What’s happening in the Archive?
Elmer & Elsie Wessel
As some of you may know Elmer and Elsie Wessel were brother and sister who lived and farmed in Howard County, Maryland at the present site of the new homes being built in Maple Lawn between the Fulton water tower and Murphy Road that borders the church on the east side. Since the farm house on the property is gone now and St. Paul’s is hoping new members will come from the homes at the suggestion of Jack Frost I believe I now have enough information donated by Charles Iager and Patrick Thompson to share some of their story with the congregation. Both made many contributions to St. Paul’s and have many connections to the church. Elmer was the head of Cemetery Committee at St Paul’s for many years and passed that duty onto Charles and Judy. The present youth room in the basement of the church was known as the Wessel Room in honor of them both. Many of the present members of the congregation have ties to the Wessel family which originated with Hines family (an original St. Paul’s Family that started with Jacob Hines who emigrated from Germany in 1854)
Elmer Wessel and Elsie Wessel parents were George Wessel born 1866 and Emma Dinkelman They farmed the same tract where the water tower is now that later Elmer & Elsie would take over and farm. The tract at that time was about 100 acres. On this farm chickens, pigs and cows were raised among other things such as hay an orchard and garden. Elmer & Elsie had a sibling Hester Wessel who married John Bassler. Hester and John had 4 children (Marie, Herman, Robert and Norman). Their son Herman went on to become a Lutheran Pastor. A son of our congregation.
Elsie and Elmer Wessel never married. Elmer was born June 15, 1895 and Elsie was born August 7, 1898. We know that Elsie had an interest in drawing and painting as “Elsie’s Fulton 1961” on display in the Parish Hall was donated to the Archive by Charles and Judy. This shows Fulton as it was in simpler times. Mr. Brady’s (Water’s store) can be seen in the background as some of you may remember was a great place to get to get a soda for 5 cents and other treats after confirmation class. It also shows the original church stone sign and the bell tower in its present location (moved from the corner in 1958. There is a time capsule in the base.) Families used to gather outside the church original, red front door among the giant shrubs for long periods after the service for fellowship.
In the 1950’s Charles Iager met Elmer and helped him out on the farm and can remember raking hay with him.
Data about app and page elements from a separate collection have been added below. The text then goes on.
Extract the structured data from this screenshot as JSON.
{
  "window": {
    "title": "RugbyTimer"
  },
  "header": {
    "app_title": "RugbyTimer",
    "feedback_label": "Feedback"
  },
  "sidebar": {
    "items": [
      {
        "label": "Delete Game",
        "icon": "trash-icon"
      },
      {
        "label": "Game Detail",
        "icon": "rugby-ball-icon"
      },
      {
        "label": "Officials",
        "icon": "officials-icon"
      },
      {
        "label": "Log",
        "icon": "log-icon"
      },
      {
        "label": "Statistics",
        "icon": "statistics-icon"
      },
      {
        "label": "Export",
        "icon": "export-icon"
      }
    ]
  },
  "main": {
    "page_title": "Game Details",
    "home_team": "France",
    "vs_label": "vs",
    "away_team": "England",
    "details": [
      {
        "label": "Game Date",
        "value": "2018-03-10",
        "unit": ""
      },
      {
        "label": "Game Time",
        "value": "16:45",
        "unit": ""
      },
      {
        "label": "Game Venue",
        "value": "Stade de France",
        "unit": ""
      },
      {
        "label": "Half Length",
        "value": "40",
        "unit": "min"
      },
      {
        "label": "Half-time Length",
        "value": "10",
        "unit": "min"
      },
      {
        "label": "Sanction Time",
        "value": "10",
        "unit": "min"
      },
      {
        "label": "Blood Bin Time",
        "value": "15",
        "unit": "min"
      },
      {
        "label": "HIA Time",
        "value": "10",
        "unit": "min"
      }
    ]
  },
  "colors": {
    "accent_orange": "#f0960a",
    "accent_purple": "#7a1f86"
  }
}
In the early 60’s it was Charles job to check on Elmer as Elsie had passed away Feb 8, 1963. It was Elmer that got Charles started with the cemetery and set up the protocol for the Cemetery Committee.
It was the chairman’s job to mark the grave, see that it was dug by hand (up to 10 years ago), reserve a spot for the hearse (east side of the church), lead the Pastor to the grave for the funeral, walking between rows 4 and 5 so as not to step on any graves and make sure the vault was properly sealed after the funeral. At that time the original section of the cemetery was surrounded by a tall iron gate and some of the teenagers used to see if they could climb over during the Turkey Suppers at church in the fall.
New Paraments Dedicated
Sunday, May 7, 2017 11am in memoriam of:
Harold Yaskovich (June 10, 1929— December 19. 2014)
Donated by Peggy Yaskovich, Friends and Family